| Program: || Multicultural Youth Project, Chicago, IL |
| Contact(s): || Grace Hou, Executive Director, Chinese Mutual Aid Association: (773) 784-2900 |
| Purpose: || To address the unique issues faced by immigrant and refugee youth while bridging the gaps between ethnic groups |
The Chinese Mutual Aid Association (CMAA) was one of several community-based organizations founded in Chicago in response to the many immigrants and refugees entering the city since 1980. CMAA saw the need for a coordinated effort to address the rising tensions between ethnic groups, especially among youth. CMAA founded the Multicultural Youth Project in 1995 as a coalition of groups representing Chinese, Vietnamese, Cambodians, Laotians, Ethiopians and Bosnians. The Multicultural Youth Project (Project) bridges the divides among these groups and provides youth with an alternative to violence.
The Project places a youth worker at each participating organization to plan and implement the activities of the youth club at the particular organization. In addition to the CMAA, the Project's five partnering agencies are the Cambodian Association of Illinois, the Vietnamese Association of Illinois, Lao-American Community Services, Ethiopian Community Association of Chicago and the Bosnian Refugee Center. Each participating agency organized a youth club, which provides tutoring as well as social and cultural activities. The young workers of the Project also staff after-school centers where youth can come for safe social activities and homework assistance. The Project coordinates with all five agencies to plan monthly collaborative activities such as dances, field trips, outings, sports tournaments and community service projects. The Youth Leadership Council is comprised of representatives from each Project agency and helps to plan activities. Also, a violence prevention worker organizes regular conflict resolution workshops aimed at reducing involvement in gangs and crime.

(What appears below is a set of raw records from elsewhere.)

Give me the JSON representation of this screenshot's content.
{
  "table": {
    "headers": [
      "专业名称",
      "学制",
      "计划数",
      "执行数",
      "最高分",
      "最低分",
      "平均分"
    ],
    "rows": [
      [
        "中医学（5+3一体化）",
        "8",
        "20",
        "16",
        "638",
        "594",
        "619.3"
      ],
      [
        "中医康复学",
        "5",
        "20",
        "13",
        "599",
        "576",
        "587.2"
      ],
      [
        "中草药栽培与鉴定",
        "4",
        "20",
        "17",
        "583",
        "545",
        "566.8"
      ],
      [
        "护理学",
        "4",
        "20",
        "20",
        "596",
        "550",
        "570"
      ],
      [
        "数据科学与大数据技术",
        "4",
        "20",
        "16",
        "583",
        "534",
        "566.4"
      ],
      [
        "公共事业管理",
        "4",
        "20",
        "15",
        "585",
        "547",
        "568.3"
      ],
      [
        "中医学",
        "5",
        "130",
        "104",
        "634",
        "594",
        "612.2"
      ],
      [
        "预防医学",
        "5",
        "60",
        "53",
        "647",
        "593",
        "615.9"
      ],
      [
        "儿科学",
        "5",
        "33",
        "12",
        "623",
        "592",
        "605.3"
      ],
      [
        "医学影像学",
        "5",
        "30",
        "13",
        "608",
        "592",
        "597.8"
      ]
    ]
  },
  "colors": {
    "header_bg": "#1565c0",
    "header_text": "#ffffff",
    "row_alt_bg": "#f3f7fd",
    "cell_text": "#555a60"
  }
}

Outcomes and Significant Accomplishments
The Multicultural Youth Project has brought together over 400 youth from immigrant and refugee families over the last three years. It has received the Amoco Leader Award and is being used as a model by the National Conference for Community and Justice.